Submitted October 2023

Daniel Garrett, a child of the American south, Louisiana, where he grew up reading, taking photographs, and enjoying fishing and a good summer barbecue. Daniel moved to New York and became a graduate of the New School for Social Research, was an intern at Africa Report, poetry editor for the male feminist magazine Changing Men, founded and acted as principal organizer of the Cultural Politics Discussion Group at ABC No Rio and Poets House, wrote about painter Henry Tanner for Art & Antiques, and organized the first interdepartmental environmental justice meeting at Audubon. Long interested in human complexity, intelligence, experiment, and cultural diversity, Garrett has researched various cultures, and he wrote about fiction and poetry for World Literature Today and international film for Offscreen, and has done music reviews that constitute a history of popular music for The Compulsive Reader. His work has appeared as well in The African, All About Jazz, American Book Review, Black Film Review, Cinetext, Contact II, Film International, The Humanist, Hyphen, Illuminations, Muse Apprentice Guild, Option, Pop Matters, Quarterly Black Review of Books, Rain Taxi, Red River Review, Review of Contemporary Fiction, and Wax Poetics.
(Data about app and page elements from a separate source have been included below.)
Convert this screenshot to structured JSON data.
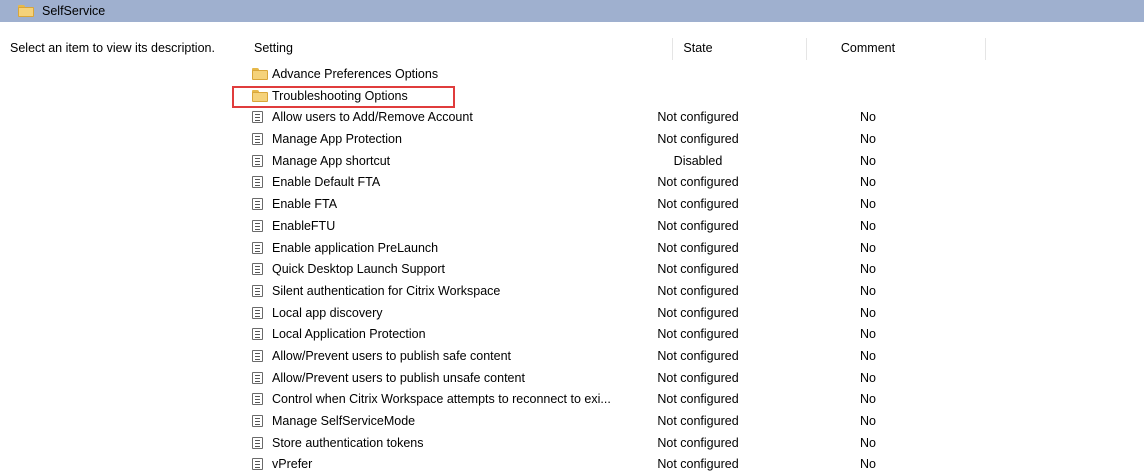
{
  "titlebar": {
    "title": "SelfService",
    "icon": "folder-icon"
  },
  "description": "Select an item to view its description.",
  "columns": {
    "setting": "Setting",
    "state": "State",
    "comment": "Comment"
  },
  "folders": [
    {
      "label": "Advance Preferences Options"
    },
    {
      "label": "Troubleshooting Options",
      "highlighted": true
    }
  ],
  "policies": [
    {
      "name": "Allow users to Add/Remove Account",
      "state": "Not configured",
      "comment": "No"
    },
    {
      "name": "Manage App Protection",
      "state": "Not configured",
      "comment": "No"
    },
    {
      "name": "Manage App shortcut",
      "state": "Disabled",
      "comment": "No"
    },
    {
      "name": "Enable Default FTA",
      "state": "Not configured",
      "comment": "No"
    },
    {
      "name": "Enable FTA",
      "state": "Not configured",
      "comment": "No"
    },
    {
      "name": "EnableFTU",
      "state": "Not configured",
      "comment": "No"
    },
    {
      "name": "Enable application PreLaunch",
      "state": "Not configured",
      "comment": "No"
    },
    {
      "name": "Quick Desktop Launch Support",
      "state": "Not configured",
      "comment": "No"
    },
    {
      "name": "Silent authentication for Citrix Workspace",
      "state": "Not configured",
      "comment": "No"
    },
    {
      "name": "Local app discovery",
      "state": "Not configured",
      "comment": "No"
    },
    {
      "name": "Local Application Protection",
      "state": "Not configured",
      "comment": "No"
    },
    {
      "name": "Allow/Prevent users to publish safe content",
      "state": "Not configured",
      "comment": "No"
    },
    {
      "name": "Allow/Prevent users to publish unsafe content",
      "state": "Not configured",
      "comment": "No"
    },
    {
      "name": "Control when Citrix Workspace attempts to reconnect to exi...",
      "state": "Not configured",
      "comment": "No"
    },
    {
      "name": "Manage SelfServiceMode",
      "state": "Not configured",
      "comment": "No"
    },
    {
      "name": "Store authentication tokens",
      "state": "Not configured",
      "comment": "No"
    },
    {
      "name": "vPrefer",
      "state": "Not configured",
      "comment": "No"
    }
  ],
  "colors": {
    "titlebar": "#9fb0cf",
    "highlight": "#e03c3c"
  }
}
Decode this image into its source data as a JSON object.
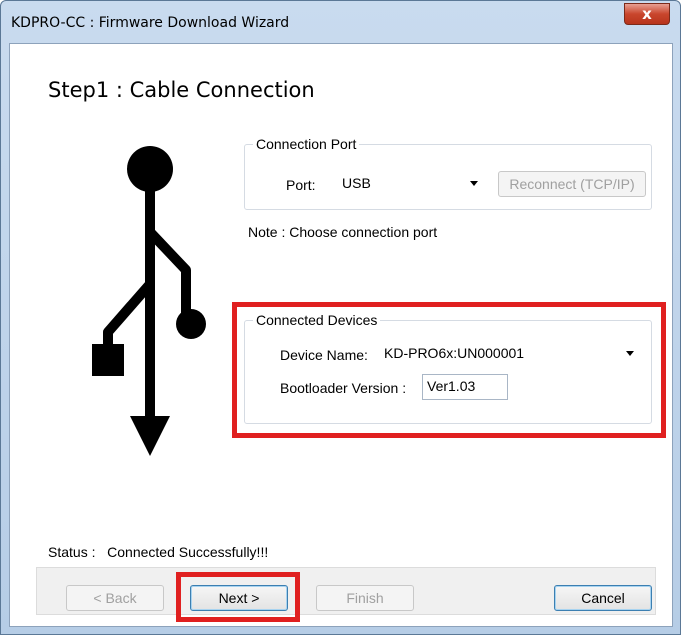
{
  "window": {
    "title": "KDPRO-CC : Firmware Download Wizard",
    "close_label": "x"
  },
  "step_title": "Step1 : Cable Connection",
  "connection_port": {
    "legend": "Connection Port",
    "port_label": "Port:",
    "port_value": "USB",
    "reconnect_label": "Reconnect (TCP/IP)"
  },
  "note": "Note : Choose connection port",
  "connected_devices": {
    "legend": "Connected Devices",
    "device_name_label": "Device Name:",
    "device_name_value": "KD-PRO6x:UN000001",
    "bootloader_label": "Bootloader Version :",
    "bootloader_value": "Ver1.03"
  },
  "status": {
    "label": "Status :",
    "value": "Connected Successfully!!!"
  },
  "buttons": {
    "back": "< Back",
    "next": "Next >",
    "finish": "Finish",
    "cancel": "Cancel"
  },
  "colors": {
    "highlight": "#e02020",
    "title_bar": "#c9dbef",
    "close_button": "#c9462d"
  },
  "icons": {
    "usb": "usb-icon"
  }
}
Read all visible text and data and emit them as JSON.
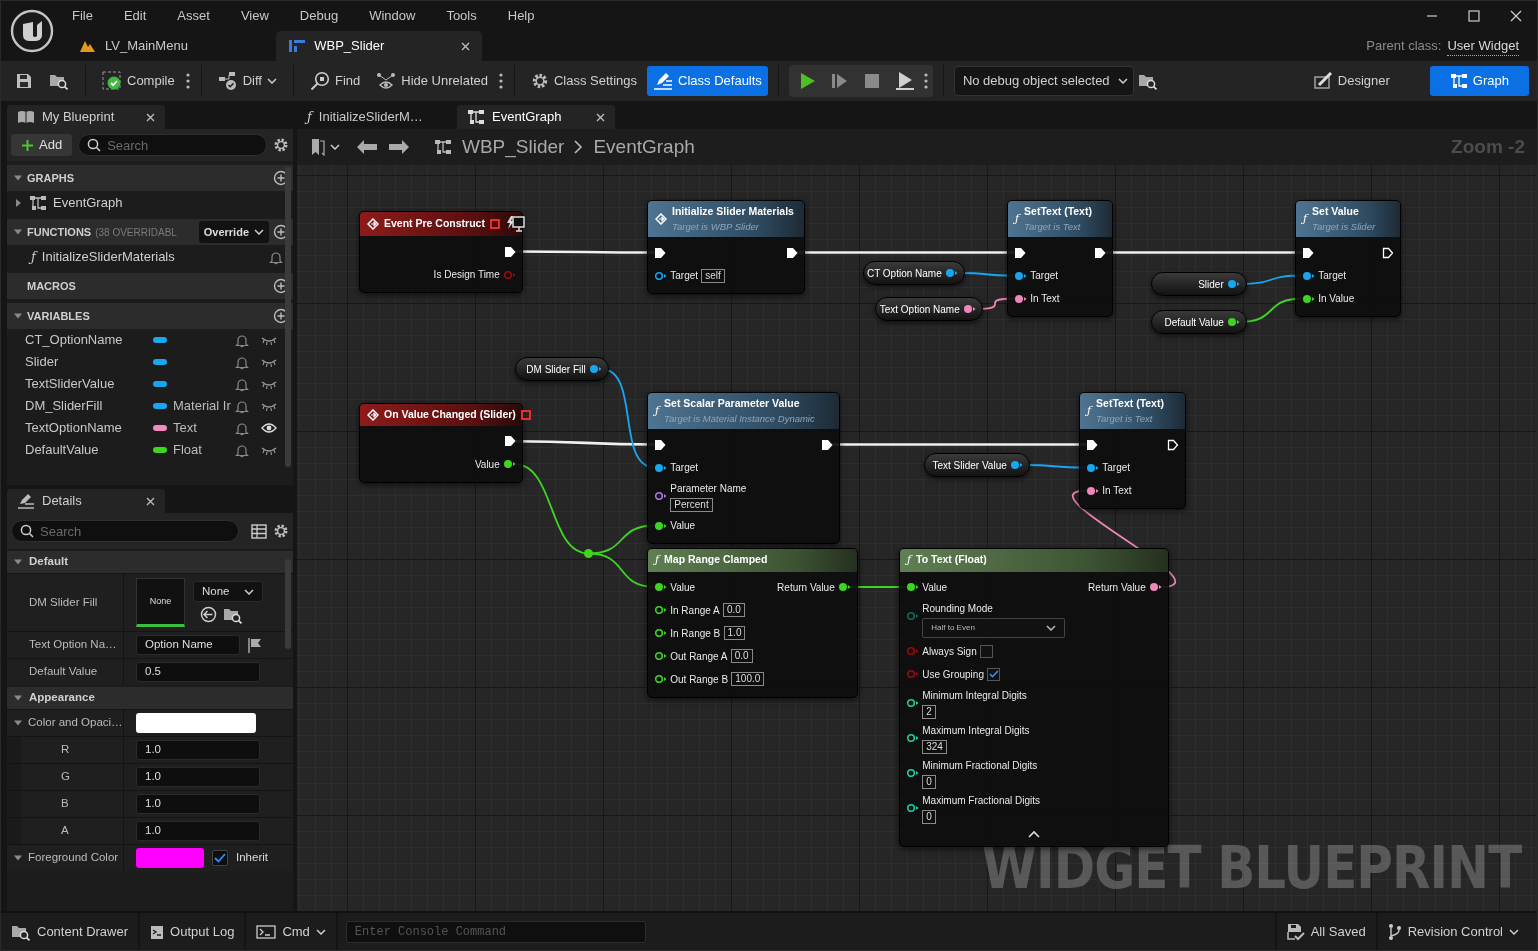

He returned to the south, where he worked on philosophical fiction, the novel A Stranger on Earth.

Volume 28, Issue 2-4 / April 2024 Film Reviews   black cinema   black history   comedy   independent cinema